7.2 Road Deactivation Professional Responsibilities & Considerations

A decision to deactivate a road may be an outcome from:

  • resource planning;
  • a road plan; or 
  • an evaluation of risk. 

A member may be involved in determining the need for deactivation, by analyzing items such as

  • risk;
  • cost-benefit considerations; and 
  • silvicultural objectives. 

As with other road elements, a CM takes professional responsibility for the development of prescriptions and the field implementation of the prescriptions. As such, the CM must provide direction as to what deactivation measures are required, considering:

  • the level of hazard;
  • the risk to downslope values; and 
  • the complexity of terrain and road conditions. 

There may be a need for the CM to specify and incorporate input from other Members or Specialists for more complex or higher risk cases. Examples of such deactivation works include: 

  • removal of structures such as bridges, cribs or retaining structures; 
  • removal of drainage structures under large fills; 
  • removal of drainage structures where the work could have an impact on other resources such as fish habitat or water quality for a community water supply;
  •  stabilizing fills on steep slopes; and 
  • road sections on or above steep slopes where drainage management is important for stability of slopes below the road.

Where, in the opinion of the CM, road deactivation is to be carried out in straightforward low-risk conditions, the CM may prepare a prescription that consists of Standard Operating Procedures (SOPs) that match practices to be followed with existing road conditions. Generally, for these projects, the deactivation prescription would not require the completion of a Road Project Assurance Statement, unless there were sections of road works that could not be addressed through application of an SOP.

In those cases where the applications of SOP’s are not adequate, a CM must prepare a detailed site specific road deactivation prescription and carry out field reviews of the work (or delegate field reviews) as appropriate during or following the site work.

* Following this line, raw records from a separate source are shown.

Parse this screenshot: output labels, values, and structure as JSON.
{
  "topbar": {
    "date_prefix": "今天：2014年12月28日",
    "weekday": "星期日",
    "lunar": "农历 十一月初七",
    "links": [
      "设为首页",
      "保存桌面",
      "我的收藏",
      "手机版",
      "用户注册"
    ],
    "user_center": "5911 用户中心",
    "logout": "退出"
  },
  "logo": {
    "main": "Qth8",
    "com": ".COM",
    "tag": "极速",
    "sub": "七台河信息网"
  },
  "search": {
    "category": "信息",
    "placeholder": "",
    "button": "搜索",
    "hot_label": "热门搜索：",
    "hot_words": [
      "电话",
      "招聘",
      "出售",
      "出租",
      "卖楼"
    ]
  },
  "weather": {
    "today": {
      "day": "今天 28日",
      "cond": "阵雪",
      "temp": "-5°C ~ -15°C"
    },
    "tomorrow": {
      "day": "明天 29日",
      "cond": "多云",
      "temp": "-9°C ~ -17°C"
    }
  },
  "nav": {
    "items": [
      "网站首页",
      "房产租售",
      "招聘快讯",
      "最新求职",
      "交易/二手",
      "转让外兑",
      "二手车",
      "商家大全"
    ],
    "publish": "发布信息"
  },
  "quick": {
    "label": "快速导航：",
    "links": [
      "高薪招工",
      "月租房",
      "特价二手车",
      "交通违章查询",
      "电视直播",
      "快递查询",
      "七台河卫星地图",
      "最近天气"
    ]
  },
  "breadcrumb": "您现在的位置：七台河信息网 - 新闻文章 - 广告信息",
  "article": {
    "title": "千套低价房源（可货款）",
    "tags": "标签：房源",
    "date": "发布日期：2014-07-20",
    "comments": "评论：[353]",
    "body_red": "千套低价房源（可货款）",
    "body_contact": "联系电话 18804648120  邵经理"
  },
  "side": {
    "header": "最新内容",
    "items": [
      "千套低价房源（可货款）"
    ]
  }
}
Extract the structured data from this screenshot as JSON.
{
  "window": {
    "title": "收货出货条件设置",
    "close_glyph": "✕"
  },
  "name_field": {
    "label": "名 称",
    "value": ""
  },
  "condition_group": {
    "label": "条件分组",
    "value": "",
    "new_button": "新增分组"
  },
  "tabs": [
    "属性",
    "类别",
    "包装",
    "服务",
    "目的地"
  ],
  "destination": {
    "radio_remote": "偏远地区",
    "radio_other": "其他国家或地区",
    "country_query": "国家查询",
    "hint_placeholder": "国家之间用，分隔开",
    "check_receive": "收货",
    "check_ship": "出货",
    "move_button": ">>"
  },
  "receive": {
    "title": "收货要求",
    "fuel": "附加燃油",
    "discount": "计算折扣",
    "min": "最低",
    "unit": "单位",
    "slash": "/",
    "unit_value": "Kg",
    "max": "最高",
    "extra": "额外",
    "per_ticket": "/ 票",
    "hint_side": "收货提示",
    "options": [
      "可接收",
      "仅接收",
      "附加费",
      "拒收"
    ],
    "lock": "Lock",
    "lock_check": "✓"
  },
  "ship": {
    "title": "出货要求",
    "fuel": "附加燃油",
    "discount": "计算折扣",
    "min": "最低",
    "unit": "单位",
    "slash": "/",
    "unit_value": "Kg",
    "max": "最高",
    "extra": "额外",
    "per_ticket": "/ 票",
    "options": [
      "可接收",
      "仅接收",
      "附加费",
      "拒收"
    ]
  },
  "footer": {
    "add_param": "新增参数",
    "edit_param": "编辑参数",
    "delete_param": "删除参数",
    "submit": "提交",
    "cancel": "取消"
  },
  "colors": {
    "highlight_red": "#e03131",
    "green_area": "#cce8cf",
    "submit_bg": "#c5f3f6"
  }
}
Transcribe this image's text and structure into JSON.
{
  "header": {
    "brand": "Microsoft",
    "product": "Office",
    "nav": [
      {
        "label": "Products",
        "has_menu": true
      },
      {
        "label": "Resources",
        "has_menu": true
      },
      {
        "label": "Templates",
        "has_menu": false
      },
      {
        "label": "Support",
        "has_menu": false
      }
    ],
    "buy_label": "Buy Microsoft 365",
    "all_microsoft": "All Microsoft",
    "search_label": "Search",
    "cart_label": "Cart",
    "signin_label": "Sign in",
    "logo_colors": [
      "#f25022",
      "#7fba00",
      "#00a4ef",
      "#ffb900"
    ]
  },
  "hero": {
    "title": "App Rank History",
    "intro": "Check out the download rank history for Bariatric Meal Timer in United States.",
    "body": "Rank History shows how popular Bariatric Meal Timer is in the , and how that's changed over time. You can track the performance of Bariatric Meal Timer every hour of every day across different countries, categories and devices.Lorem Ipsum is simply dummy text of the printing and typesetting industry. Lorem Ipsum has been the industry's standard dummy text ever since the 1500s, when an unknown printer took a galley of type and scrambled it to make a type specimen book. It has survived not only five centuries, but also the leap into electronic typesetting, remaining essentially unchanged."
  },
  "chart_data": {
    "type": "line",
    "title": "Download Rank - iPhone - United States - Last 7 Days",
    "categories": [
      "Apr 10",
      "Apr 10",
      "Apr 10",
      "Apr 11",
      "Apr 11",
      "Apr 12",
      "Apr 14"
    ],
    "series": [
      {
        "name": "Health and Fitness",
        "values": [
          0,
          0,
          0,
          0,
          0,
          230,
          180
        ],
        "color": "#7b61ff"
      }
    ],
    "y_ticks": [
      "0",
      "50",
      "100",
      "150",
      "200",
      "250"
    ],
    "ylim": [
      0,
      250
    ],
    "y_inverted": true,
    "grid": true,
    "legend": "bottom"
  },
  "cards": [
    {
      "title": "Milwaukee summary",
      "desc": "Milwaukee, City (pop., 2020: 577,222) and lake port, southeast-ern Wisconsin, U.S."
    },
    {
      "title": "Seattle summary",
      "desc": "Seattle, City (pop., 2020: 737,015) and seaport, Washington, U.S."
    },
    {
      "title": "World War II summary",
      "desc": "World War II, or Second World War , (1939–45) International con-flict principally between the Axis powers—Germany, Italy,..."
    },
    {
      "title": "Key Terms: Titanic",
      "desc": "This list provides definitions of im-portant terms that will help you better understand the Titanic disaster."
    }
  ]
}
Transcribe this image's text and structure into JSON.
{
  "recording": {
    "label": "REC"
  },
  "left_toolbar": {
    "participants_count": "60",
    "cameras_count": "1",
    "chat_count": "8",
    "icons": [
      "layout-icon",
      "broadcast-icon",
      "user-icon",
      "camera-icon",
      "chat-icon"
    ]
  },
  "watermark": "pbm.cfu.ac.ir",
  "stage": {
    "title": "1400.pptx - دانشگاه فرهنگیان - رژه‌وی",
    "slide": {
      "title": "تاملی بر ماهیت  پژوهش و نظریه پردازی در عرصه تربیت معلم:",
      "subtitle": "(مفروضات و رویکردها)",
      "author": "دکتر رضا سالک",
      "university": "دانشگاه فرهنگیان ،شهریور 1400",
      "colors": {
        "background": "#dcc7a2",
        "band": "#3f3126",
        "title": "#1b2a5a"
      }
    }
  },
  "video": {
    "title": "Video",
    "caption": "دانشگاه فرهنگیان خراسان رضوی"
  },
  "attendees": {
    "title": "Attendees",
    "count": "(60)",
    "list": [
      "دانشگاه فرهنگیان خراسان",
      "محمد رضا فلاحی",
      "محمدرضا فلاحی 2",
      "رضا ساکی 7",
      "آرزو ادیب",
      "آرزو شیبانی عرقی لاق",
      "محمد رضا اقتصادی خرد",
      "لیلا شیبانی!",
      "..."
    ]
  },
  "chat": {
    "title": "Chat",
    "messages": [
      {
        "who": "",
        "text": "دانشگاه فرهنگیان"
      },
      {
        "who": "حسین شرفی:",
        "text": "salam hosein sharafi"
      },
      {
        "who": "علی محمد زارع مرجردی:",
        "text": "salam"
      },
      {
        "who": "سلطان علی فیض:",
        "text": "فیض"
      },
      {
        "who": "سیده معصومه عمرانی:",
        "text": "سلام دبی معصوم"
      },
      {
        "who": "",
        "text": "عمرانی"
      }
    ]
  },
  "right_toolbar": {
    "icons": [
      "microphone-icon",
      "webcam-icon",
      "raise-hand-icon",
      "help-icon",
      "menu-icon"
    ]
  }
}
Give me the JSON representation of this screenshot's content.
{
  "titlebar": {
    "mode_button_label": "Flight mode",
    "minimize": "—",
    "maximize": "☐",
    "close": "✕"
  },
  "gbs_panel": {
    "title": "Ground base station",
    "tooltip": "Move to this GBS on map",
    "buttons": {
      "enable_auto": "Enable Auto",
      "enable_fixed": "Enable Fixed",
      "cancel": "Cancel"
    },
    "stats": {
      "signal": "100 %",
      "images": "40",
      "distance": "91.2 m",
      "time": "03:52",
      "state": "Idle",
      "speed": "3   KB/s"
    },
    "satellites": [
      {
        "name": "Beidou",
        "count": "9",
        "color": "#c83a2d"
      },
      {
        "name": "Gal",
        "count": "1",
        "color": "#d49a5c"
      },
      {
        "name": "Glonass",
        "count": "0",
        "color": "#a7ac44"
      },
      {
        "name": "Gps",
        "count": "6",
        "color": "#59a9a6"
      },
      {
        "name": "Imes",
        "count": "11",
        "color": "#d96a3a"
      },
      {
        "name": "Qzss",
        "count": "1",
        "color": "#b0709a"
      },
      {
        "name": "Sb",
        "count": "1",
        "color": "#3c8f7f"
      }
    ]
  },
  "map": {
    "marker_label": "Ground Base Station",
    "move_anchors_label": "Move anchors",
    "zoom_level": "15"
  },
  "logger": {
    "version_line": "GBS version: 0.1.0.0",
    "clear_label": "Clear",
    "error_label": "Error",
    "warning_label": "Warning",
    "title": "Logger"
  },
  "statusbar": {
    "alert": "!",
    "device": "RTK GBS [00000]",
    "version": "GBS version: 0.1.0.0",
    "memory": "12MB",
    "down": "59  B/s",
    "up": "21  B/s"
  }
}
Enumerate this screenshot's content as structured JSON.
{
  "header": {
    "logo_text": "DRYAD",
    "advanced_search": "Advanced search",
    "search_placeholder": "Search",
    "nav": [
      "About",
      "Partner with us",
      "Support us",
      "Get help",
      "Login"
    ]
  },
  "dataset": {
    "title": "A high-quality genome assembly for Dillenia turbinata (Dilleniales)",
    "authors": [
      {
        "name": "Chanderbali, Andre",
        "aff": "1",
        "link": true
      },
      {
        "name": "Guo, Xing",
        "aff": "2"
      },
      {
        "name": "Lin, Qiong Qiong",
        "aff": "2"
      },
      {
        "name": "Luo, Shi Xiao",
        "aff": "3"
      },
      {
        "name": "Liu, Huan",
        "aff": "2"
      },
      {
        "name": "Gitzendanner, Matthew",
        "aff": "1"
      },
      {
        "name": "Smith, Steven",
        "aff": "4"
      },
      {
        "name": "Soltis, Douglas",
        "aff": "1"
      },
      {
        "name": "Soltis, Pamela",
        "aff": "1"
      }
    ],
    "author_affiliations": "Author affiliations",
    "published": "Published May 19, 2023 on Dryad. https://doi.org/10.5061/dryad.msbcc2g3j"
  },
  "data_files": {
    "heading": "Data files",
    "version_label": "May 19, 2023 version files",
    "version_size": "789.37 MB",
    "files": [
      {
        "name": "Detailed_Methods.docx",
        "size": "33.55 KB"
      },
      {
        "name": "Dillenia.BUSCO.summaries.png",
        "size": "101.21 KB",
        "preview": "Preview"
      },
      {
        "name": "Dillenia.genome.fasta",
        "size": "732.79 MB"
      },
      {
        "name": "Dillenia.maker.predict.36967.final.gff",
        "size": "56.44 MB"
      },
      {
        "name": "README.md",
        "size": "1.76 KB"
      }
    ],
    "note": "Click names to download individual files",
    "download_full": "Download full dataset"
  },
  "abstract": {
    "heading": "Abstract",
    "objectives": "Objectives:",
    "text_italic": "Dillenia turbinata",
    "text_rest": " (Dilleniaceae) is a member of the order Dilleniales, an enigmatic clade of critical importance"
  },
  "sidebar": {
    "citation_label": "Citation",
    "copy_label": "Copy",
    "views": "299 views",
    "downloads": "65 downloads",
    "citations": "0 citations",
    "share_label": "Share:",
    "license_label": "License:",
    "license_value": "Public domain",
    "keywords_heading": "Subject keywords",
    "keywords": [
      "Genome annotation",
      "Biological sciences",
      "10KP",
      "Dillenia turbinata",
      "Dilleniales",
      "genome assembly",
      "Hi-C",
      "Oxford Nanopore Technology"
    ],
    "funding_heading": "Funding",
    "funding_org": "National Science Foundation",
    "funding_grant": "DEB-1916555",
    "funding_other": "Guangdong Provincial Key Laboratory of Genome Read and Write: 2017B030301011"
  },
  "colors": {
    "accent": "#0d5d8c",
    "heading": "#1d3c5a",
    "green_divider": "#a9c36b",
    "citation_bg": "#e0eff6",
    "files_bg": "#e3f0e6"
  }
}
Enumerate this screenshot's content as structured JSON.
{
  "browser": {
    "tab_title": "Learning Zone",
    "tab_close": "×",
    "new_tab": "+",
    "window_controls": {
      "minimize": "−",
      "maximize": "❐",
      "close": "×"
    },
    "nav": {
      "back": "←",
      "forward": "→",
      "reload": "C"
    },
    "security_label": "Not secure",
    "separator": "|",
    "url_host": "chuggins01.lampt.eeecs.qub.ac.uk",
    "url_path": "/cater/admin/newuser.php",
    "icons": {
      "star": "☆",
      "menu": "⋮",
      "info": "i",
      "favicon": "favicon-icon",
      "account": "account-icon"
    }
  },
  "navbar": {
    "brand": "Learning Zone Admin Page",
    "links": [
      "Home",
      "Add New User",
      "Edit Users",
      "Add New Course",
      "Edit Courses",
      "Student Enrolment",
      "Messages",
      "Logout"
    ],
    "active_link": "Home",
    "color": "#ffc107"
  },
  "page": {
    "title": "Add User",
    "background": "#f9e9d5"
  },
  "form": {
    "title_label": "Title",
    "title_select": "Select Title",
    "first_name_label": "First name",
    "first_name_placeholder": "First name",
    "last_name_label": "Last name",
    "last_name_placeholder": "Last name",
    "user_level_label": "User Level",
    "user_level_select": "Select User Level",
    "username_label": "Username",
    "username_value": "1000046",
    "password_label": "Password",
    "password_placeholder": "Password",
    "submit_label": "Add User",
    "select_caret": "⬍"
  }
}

Additionally, the CM must ensure that the prescription requires the completion of a Road Project Assurance Statement.

The CM ensures that any road deactivation prescription contains sufficient information so that the measures to be carried out are clearly understood by the road personnel carrying out the work, including references to field markings where needed. A road deactivation prescription could range from simple maps or references to field markings to detailed procedures with drawings and survey controls.

7.2.1 Involvement of Specialists in Road Deactivation

Use the services of a Specialist professional to carry out a terrain stability assessment and prepare the applicable portion of the road deactivation prescription if any of the following apply:

  • terrain stability mapping indicates that the road is located on terrain that is unstable or potentially unstable;
  • terrain stability mapping has not been done, and the road is located on terrain with slopes greater than 60%;
  • the road is located on terrain where there are indicators of slope instability;
  • the areas downslope or upslope of the road (or adjacent to or connected to it) contain elements at risk of damage or loss from a landslide, and the road crosses areas having a moderate or high likelihood of landslide occurrence;

7.2.2 Professional Field Reviews

Generally, for the more complex projects, state the rationale for field reviews by or on behalf of the CM in the deactivation prescription, and describe any specific concerns and the potential consequences of not carrying out professional field reviews. As well, identify in the rationale the timing and number of the professional field reviews.

Note: The cost to carry out road fill pullback a second time to repair deficiencies can be much higher than the cost of the original pullback work. Thus, thorough field reviews are prudent where full road fill pullback is being planned for areas located above high-value resources such as highways and residential development.

Unanticipated subsurface conditions may be encountered during deactivation works. In such an event, and if potential material adverse impacts to adjacent resources are identified, ensure that the CM conducts a field review before the project continues.

7.2.3 Project Assurance

Based upon the risk to other resources as a result of poor deactivation work, consider carrying out a subsequent field inspection of any completed project.

For those projects identified in the deactivation prescription as needing sign-off of the Road Project Assurance Statement (PDF), the CM must sign off the assurance statement, and must ensure that the statement includes or is accompanied by drawings that document the completed works after completion of the works,.